Attends City Council Meetings
& Speaks Out on Issues
 N  N  Y/Y
Oct 302014
 

sroThe San Leandro Police Department applied for a $500,000 COPS grant to fund a total of four school resource officers (SRO’s). The SLPD, however, neglected to let the City Council and the School Board know that they would be on the hook for $1.69 million in matching funds. Any money spent on the SROs would have to be diverted from other uses. In the case of the school district, it might mean further cutting educational programs and not being able to restore counselors and nurses.

I contacted candidates for Mayor, City Council and School Board to ascertain how they would vote on this grant.

SCHOOL BOARD

At-Large Seat

Candidates Jeanne Kinkella and Peter Oshinski are both in favor of accepting the COPS grant and having the school district pay the whole $1.69 million.

Candidate Evelyn Gonzalez believes that the the City should continue to pay for the two current SROs, and that the District should not spend money on the officers.

Candidate Monique Tate did not respond to my request for her position on this issue.

Area 4 Seat
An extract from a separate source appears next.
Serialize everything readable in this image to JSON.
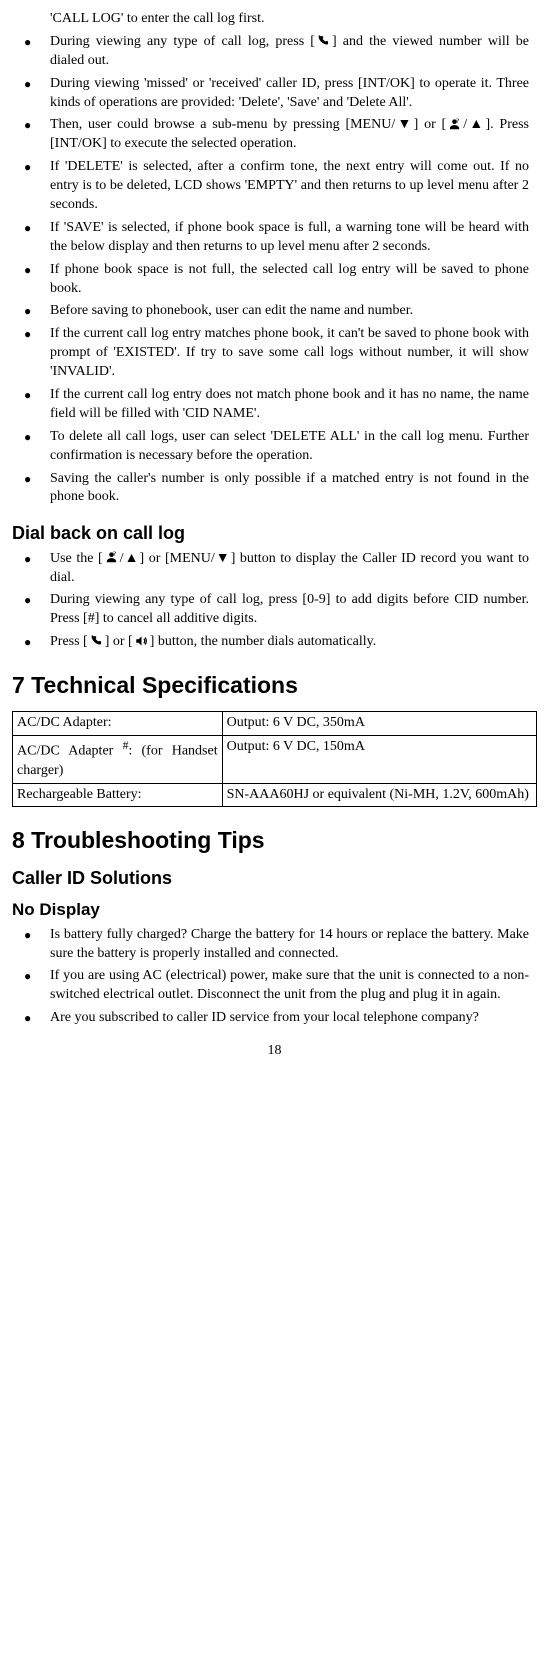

Candidate Leo Sheridan said he did not support the District paying the full $1.69 million but he did not specify how it should be split. He does support keeping just two SROs at the district.

Candidates Chike Udemezue and Latrina Dumas did not respond to my request for their positions on this issue.

 MAYOR

Diana Souza favors accepting the grant and splitting he $1.69 million costs between the City and the school district. She did not specify on what ratio. She is endorsed by the Police union.

Dan Dillman opposes the school district accepting the grant, but believes that if it does, it should pay the full amount.

Pauline Cutter supports maintaining the status quo, with the City funding two SROs.  If the School District wants more than two, Cutter believes the District should pay for the additional officers.

Gregg Daly opposes accepting the grant.

CITY COUNCIL

District 1

David Anderson favors accepting the grant and splitting the costs between the City Council and the School District.

Mike Katz-Lacabe opposes accepting the grant and notes that research has found SROs do not make schools safer

Deborah Cox and Ken Pon would not take a public stance on this issue. Cox is endorsed by the Police union.

District 3

Lee Thomas favors accepting the grant and splitting the costs between the City Council and the School District. He is endorsed by the Police union.

Allen Schoenfeld and Victor Aguilar favor maintaining the status quo, with the City continuing to pay for the two existing SROs.

District 5

Corina Lopez believes it’s the responsibility of the City, not the school district, to pay for law enforcement. She did not specify whether the City should continue paying for the two existing SROs or accept the grant and pay the whole $1.69 million to bring them up to four.

Mia Ousley opposes accepting the grant.

Leah Hall would not take a public stance on this issue.